### Task material
___

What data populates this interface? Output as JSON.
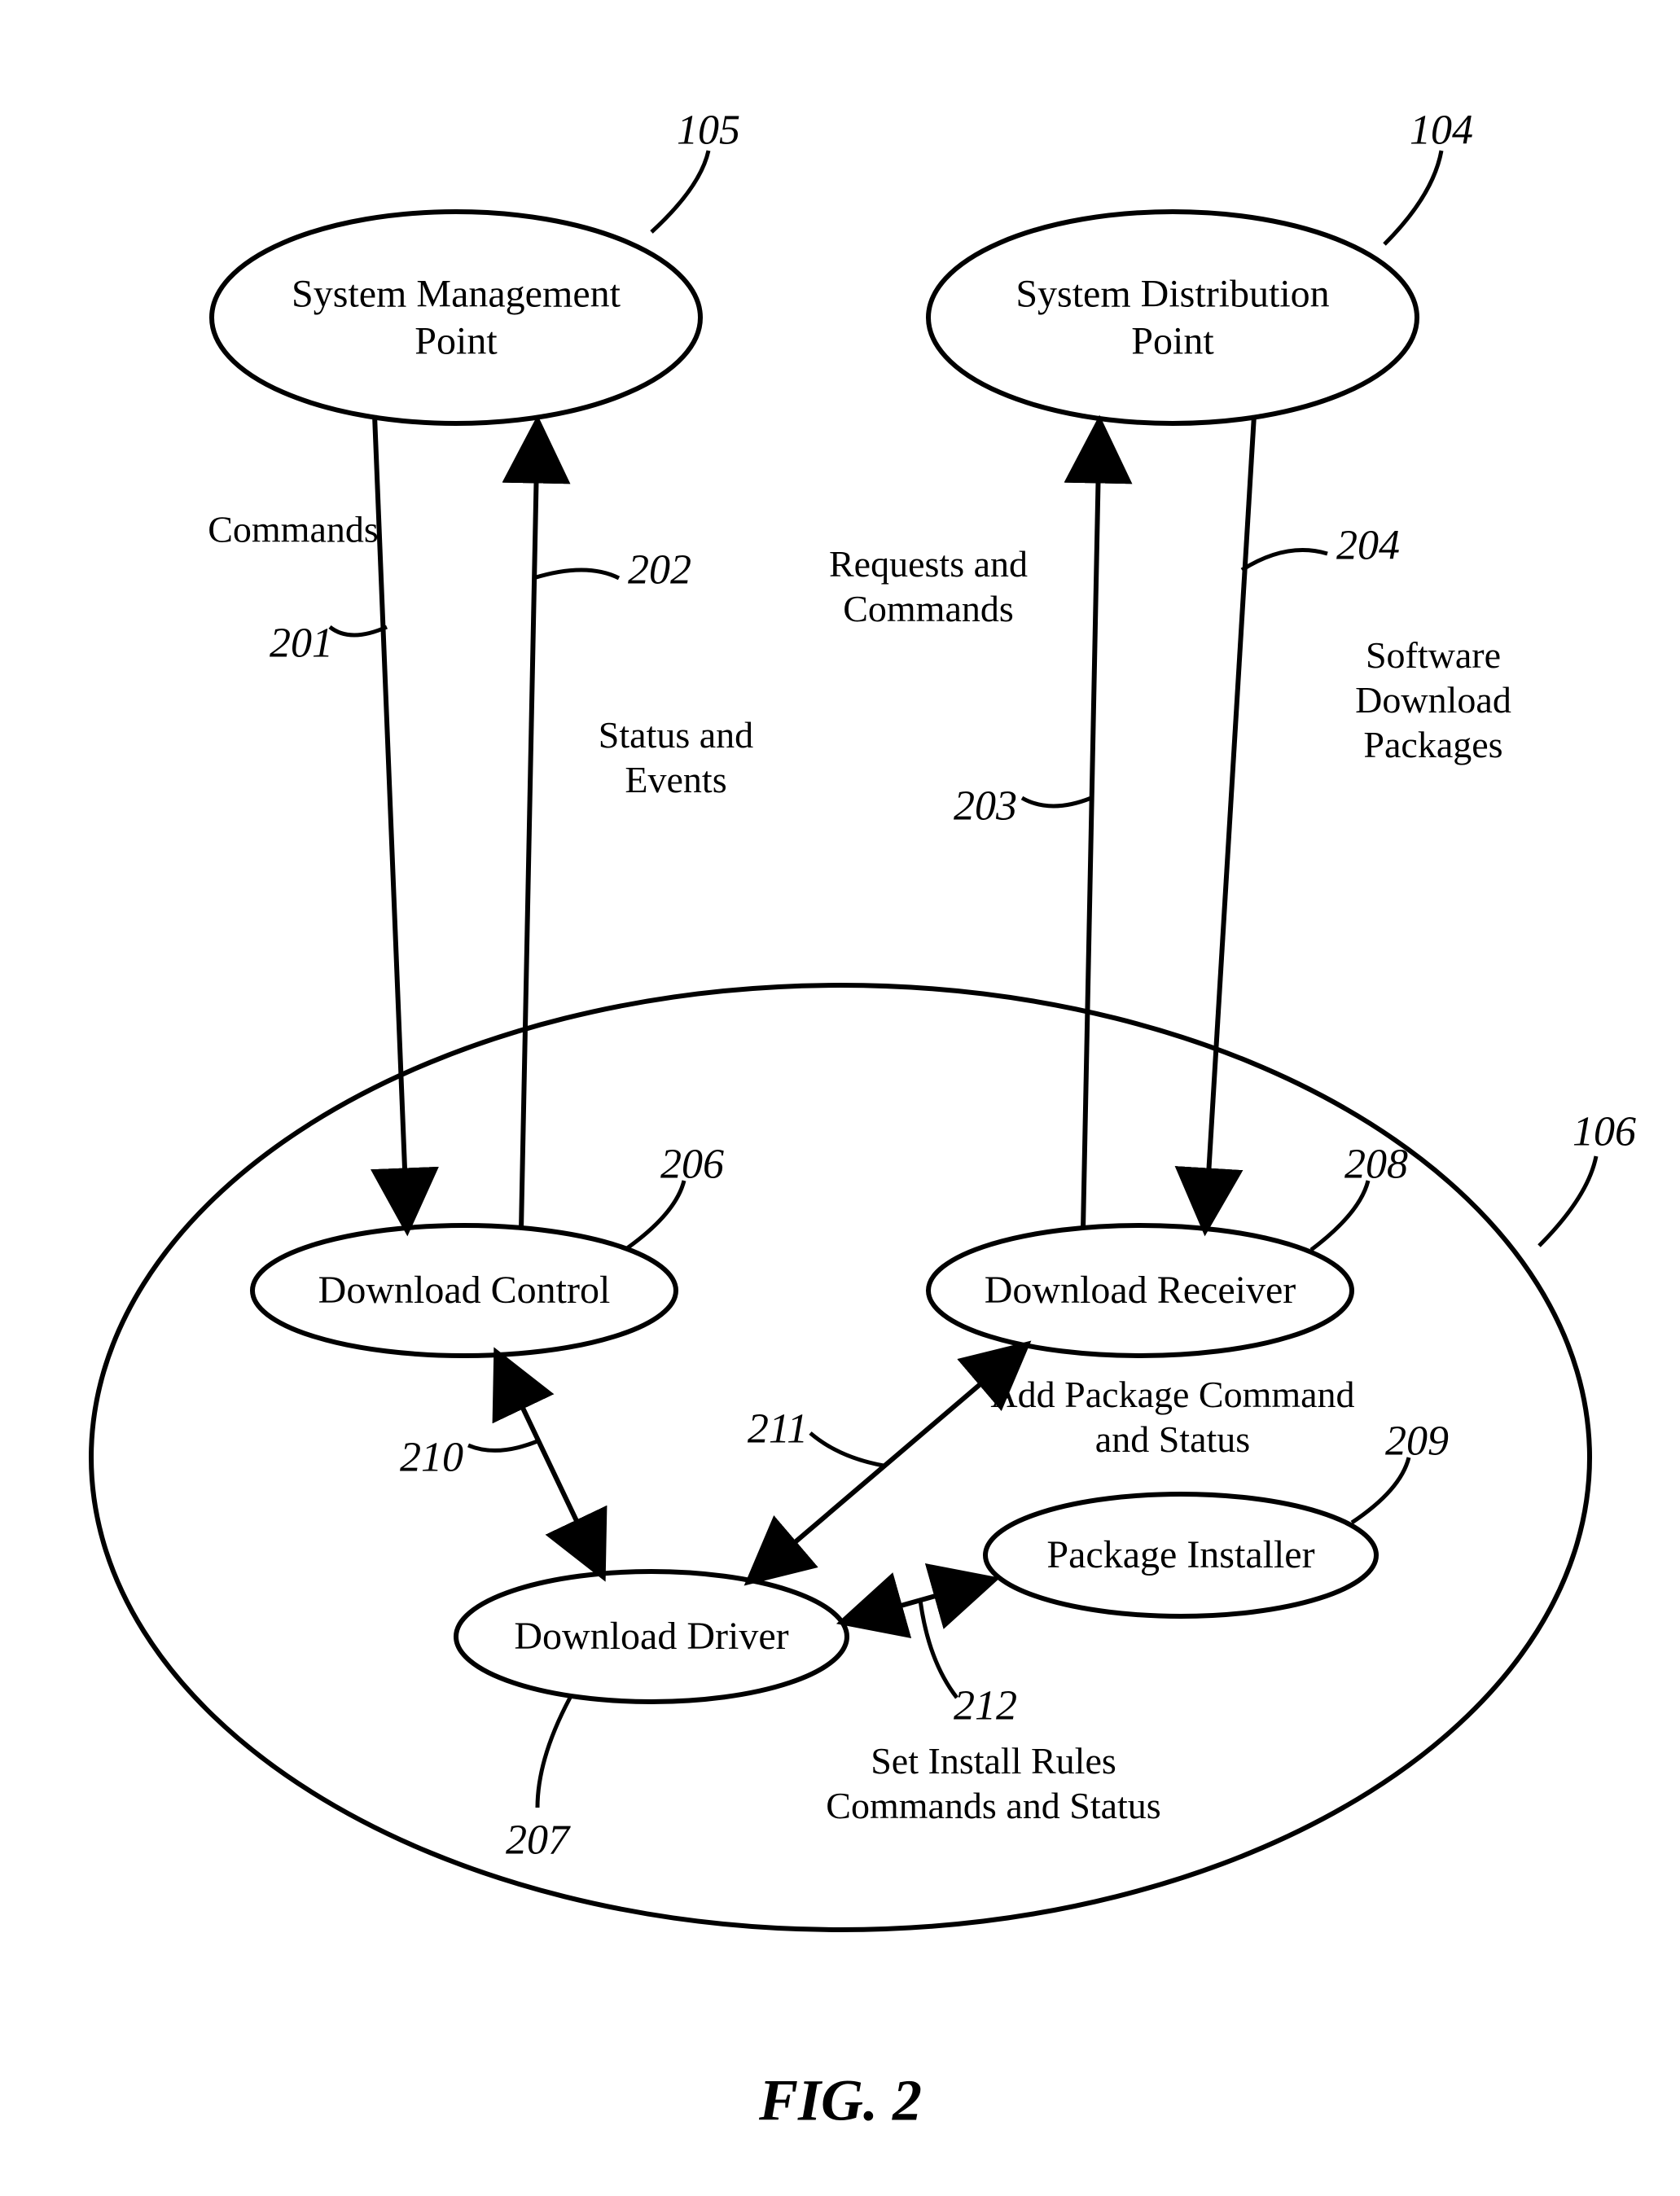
{
  "figure_title": "FIG. 2",
  "nodes": {
    "sys_mgmt": "System Management\nPoint",
    "sys_dist": "System Distribution\nPoint",
    "dl_control": "Download Control",
    "dl_receiver": "Download Receiver",
    "dl_driver": "Download Driver",
    "pkg_installer": "Package Installer"
  },
  "edges": {
    "commands": "Commands",
    "status_events": "Status and\nEvents",
    "req_cmds": "Requests and\nCommands",
    "sw_pkgs": "Software\nDownload\nPackages",
    "add_pkg": "Add Package Command\nand Status",
    "set_rules": "Set Install Rules\nCommands and Status"
  },
  "refs": {
    "r104": "104",
    "r105": "105",
    "r106": "106",
    "r201": "201",
    "r202": "202",
    "r203": "203",
    "r204": "204",
    "r206": "206",
    "r207": "207",
    "r208": "208",
    "r209": "209",
    "r210": "210",
    "r211": "211",
    "r212": "212"
  }
}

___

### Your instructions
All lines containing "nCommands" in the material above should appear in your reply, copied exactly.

### Result of the exercise
    "req_cmds": "Requests and\nCommands",
    "set_rules": "Set Install Rules\nCommands and Status"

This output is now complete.